Information provided:
........
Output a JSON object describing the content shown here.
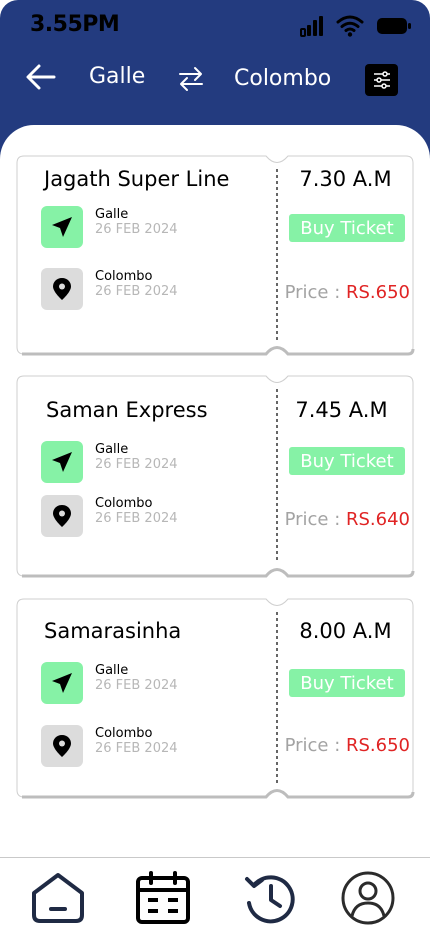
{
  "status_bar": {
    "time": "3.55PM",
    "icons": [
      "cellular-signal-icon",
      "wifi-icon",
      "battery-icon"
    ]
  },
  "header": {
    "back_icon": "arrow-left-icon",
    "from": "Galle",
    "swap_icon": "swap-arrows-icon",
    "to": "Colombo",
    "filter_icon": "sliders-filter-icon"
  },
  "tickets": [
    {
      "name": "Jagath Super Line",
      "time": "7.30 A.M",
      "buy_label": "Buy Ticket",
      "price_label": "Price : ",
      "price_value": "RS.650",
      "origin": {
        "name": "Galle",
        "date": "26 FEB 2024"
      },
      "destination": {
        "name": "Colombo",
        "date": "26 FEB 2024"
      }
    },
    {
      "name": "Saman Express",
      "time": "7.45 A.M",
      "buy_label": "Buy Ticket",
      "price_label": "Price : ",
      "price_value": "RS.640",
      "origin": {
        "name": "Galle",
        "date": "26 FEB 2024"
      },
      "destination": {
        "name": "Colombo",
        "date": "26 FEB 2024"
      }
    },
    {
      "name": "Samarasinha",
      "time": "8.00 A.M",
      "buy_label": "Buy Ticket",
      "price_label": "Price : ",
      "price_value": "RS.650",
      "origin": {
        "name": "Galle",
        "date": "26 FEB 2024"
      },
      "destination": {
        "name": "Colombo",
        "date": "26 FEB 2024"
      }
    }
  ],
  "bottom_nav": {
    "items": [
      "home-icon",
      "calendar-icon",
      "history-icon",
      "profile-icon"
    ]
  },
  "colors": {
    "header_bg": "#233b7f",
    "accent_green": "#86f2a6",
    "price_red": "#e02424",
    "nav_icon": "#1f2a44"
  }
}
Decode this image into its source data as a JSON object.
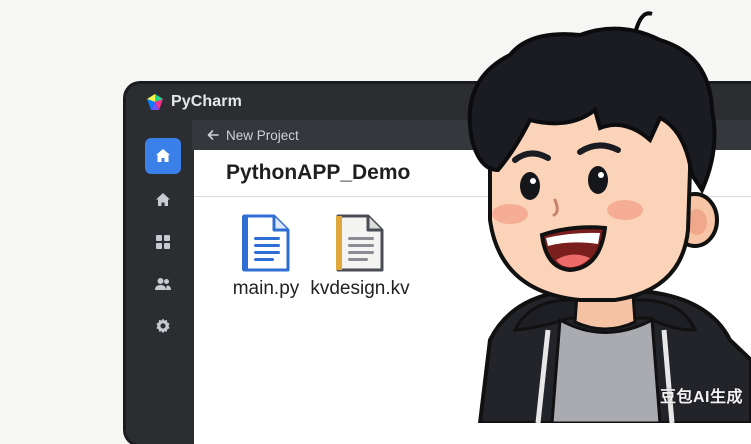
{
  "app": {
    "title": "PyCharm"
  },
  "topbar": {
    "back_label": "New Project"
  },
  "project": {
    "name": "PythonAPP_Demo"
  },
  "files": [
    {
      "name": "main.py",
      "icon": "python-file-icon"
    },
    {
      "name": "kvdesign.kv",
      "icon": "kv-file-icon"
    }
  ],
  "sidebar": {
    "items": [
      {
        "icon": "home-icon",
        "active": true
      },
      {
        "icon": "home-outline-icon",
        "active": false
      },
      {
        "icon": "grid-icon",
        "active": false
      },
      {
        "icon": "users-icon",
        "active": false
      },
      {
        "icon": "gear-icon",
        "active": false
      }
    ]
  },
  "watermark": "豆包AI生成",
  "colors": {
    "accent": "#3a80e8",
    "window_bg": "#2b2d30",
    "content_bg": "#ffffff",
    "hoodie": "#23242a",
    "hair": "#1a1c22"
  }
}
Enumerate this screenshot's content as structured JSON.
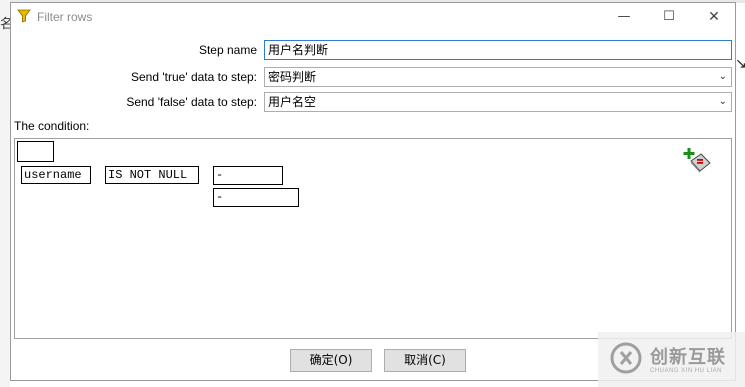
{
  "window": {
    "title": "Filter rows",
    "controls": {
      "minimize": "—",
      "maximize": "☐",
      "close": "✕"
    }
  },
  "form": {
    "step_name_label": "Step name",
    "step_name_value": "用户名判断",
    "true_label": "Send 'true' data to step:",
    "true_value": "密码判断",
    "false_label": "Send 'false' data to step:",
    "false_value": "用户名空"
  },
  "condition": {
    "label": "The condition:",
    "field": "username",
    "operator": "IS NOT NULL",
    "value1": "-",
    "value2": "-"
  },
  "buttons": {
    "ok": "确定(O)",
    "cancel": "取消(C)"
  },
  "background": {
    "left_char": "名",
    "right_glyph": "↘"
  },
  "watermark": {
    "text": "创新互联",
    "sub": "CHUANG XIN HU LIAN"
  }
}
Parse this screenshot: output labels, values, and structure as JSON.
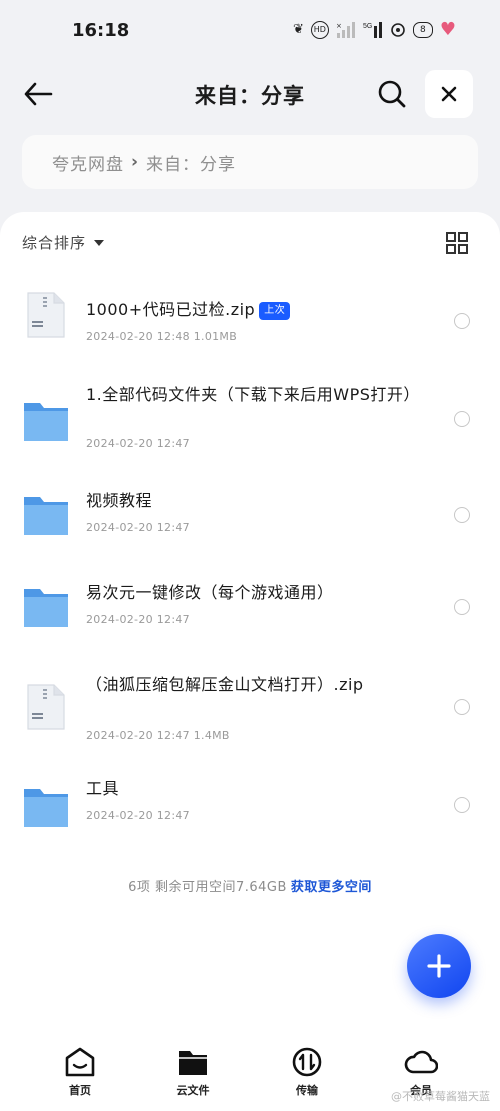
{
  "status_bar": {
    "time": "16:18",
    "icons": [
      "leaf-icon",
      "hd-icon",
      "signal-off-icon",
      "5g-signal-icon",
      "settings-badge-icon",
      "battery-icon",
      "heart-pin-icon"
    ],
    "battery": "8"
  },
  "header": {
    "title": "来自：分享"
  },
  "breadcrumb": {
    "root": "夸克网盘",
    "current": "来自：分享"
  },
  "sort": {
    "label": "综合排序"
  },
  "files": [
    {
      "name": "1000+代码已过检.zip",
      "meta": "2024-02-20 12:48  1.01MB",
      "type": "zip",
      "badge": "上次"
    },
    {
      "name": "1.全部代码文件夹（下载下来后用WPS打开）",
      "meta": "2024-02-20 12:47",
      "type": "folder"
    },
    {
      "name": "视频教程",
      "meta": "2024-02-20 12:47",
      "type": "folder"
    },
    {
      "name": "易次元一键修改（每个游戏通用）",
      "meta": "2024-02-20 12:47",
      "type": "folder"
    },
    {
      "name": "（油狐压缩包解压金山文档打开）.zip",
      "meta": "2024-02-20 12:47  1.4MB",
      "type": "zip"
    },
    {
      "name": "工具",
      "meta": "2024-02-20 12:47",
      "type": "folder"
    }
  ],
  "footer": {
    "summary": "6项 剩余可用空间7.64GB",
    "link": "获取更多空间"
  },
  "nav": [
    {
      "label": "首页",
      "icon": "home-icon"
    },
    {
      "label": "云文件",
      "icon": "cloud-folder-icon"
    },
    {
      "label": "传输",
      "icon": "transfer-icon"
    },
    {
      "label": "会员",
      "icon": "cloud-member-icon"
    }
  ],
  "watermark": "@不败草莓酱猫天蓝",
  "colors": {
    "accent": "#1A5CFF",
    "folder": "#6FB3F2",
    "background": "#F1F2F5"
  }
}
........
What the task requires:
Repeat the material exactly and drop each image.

Reply to the exercise:
Output a JSON object describing the content shown here.
{
  "status_bar": {
    "time": "3.55PM",
    "icons": [
      "cellular-signal-icon",
      "wifi-icon",
      "battery-icon"
    ]
  },
  "header": {
    "back_icon": "arrow-left-icon",
    "from": "Galle",
    "swap_icon": "swap-arrows-icon",
    "to": "Colombo",
    "filter_icon": "sliders-filter-icon"
  },
  "tickets": [
    {
      "name": "Jagath Super Line",
      "time": "7.30 A.M",
      "buy_label": "Buy Ticket",
      "price_label": "Price : ",
      "price_value": "RS.650",
      "origin": {
        "name": "Galle",
        "date": "26 FEB 2024"
      },
      "destination": {
        "name": "Colombo",
        "date": "26 FEB 2024"
      }
    },
    {
      "name": "Saman Express",
      "time": "7.45 A.M",
      "buy_label": "Buy Ticket",
      "price_label": "Price : ",
      "price_value": "RS.640",
      "origin": {
        "name": "Galle",
        "date": "26 FEB 2024"
      },
      "destination": {
        "name": "Colombo",
        "date": "26 FEB 2024"
      }
    },
    {
      "name": "Samarasinha",
      "time": "8.00 A.M",
      "buy_label": "Buy Ticket",
      "price_label": "Price : ",
      "price_value": "RS.650",
      "origin": {
        "name": "Galle",
        "date": "26 FEB 2024"
      },
      "destination": {
        "name": "Colombo",
        "date": "26 FEB 2024"
      }
    }
  ],
  "bottom_nav": {
    "items": [
      "home-icon",
      "calendar-icon",
      "history-icon",
      "profile-icon"
    ]
  },
  "colors": {
    "header_bg": "#233b7f",
    "accent_green": "#86f2a6",
    "price_red": "#e02424",
    "nav_icon": "#1f2a44"
  }
}
Decode this image into its source data as a JSON object.
{
  "app": {
    "title": "PyCharm"
  },
  "topbar": {
    "back_label": "New Project"
  },
  "project": {
    "name": "PythonAPP_Demo"
  },
  "files": [
    {
      "name": "main.py",
      "icon": "python-file-icon"
    },
    {
      "name": "kvdesign.kv",
      "icon": "kv-file-icon"
    }
  ],
  "sidebar": {
    "items": [
      {
        "icon": "home-icon",
        "active": true
      },
      {
        "icon": "home-outline-icon",
        "active": false
      },
      {
        "icon": "grid-icon",
        "active": false
      },
      {
        "icon": "users-icon",
        "active": false
      },
      {
        "icon": "gear-icon",
        "active": false
      }
    ]
  },
  "watermark": "豆包AI生成",
  "colors": {
    "accent": "#3a80e8",
    "window_bg": "#2b2d30",
    "content_bg": "#ffffff",
    "hoodie": "#23242a",
    "hair": "#1a1c22"
  }
}
Enumerate this screenshot's content as structured JSON.
{
  "window": {
    "title": "Filter rows",
    "controls": {
      "minimize": "—",
      "maximize": "☐",
      "close": "✕"
    }
  },
  "form": {
    "step_name_label": "Step name",
    "step_name_value": "用户名判断",
    "true_label": "Send 'true' data to step:",
    "true_value": "密码判断",
    "false_label": "Send 'false' data to step:",
    "false_value": "用户名空"
  },
  "condition": {
    "label": "The condition:",
    "field": "username",
    "operator": "IS NOT NULL",
    "value1": "-",
    "value2": "-"
  },
  "buttons": {
    "ok": "确定(O)",
    "cancel": "取消(C)"
  },
  "background": {
    "left_char": "名",
    "right_glyph": "↘"
  },
  "watermark": {
    "text": "创新互联",
    "sub": "CHUANG XIN HU LIAN"
  }
}
Parse this screenshot: output labels, values, and structure as JSON.
{
  "status_bar": {
    "time": "16:18",
    "icons": [
      "leaf-icon",
      "hd-icon",
      "signal-off-icon",
      "5g-signal-icon",
      "settings-badge-icon",
      "battery-icon",
      "heart-pin-icon"
    ],
    "battery": "8"
  },
  "header": {
    "title": "来自：分享"
  },
  "breadcrumb": {
    "root": "夸克网盘",
    "current": "来自：分享"
  },
  "sort": {
    "label": "综合排序"
  },
  "files": [
    {
      "name": "1000+代码已过检.zip",
      "meta": "2024-02-20 12:48  1.01MB",
      "type": "zip",
      "badge": "上次"
    },
    {
      "name": "1.全部代码文件夹（下载下来后用WPS打开）",
      "meta": "2024-02-20 12:47",
      "type": "folder"
    },
    {
      "name": "视频教程",
      "meta": "2024-02-20 12:47",
      "type": "folder"
    },
    {
      "name": "易次元一键修改（每个游戏通用）",
      "meta": "2024-02-20 12:47",
      "type": "folder"
    },
    {
      "name": "（油狐压缩包解压金山文档打开）.zip",
      "meta": "2024-02-20 12:47  1.4MB",
      "type": "zip"
    },
    {
      "name": "工具",
      "meta": "2024-02-20 12:47",
      "type": "folder"
    }
  ],
  "footer": {
    "summary": "6项 剩余可用空间7.64GB",
    "link": "获取更多空间"
  },
  "nav": [
    {
      "label": "首页",
      "icon": "home-icon"
    },
    {
      "label": "云文件",
      "icon": "cloud-folder-icon"
    },
    {
      "label": "传输",
      "icon": "transfer-icon"
    },
    {
      "label": "会员",
      "icon": "cloud-member-icon"
    }
  ],
  "watermark": "@不败草莓酱猫天蓝",
  "colors": {
    "accent": "#1A5CFF",
    "folder": "#6FB3F2",
    "background": "#F1F2F5"
  }
}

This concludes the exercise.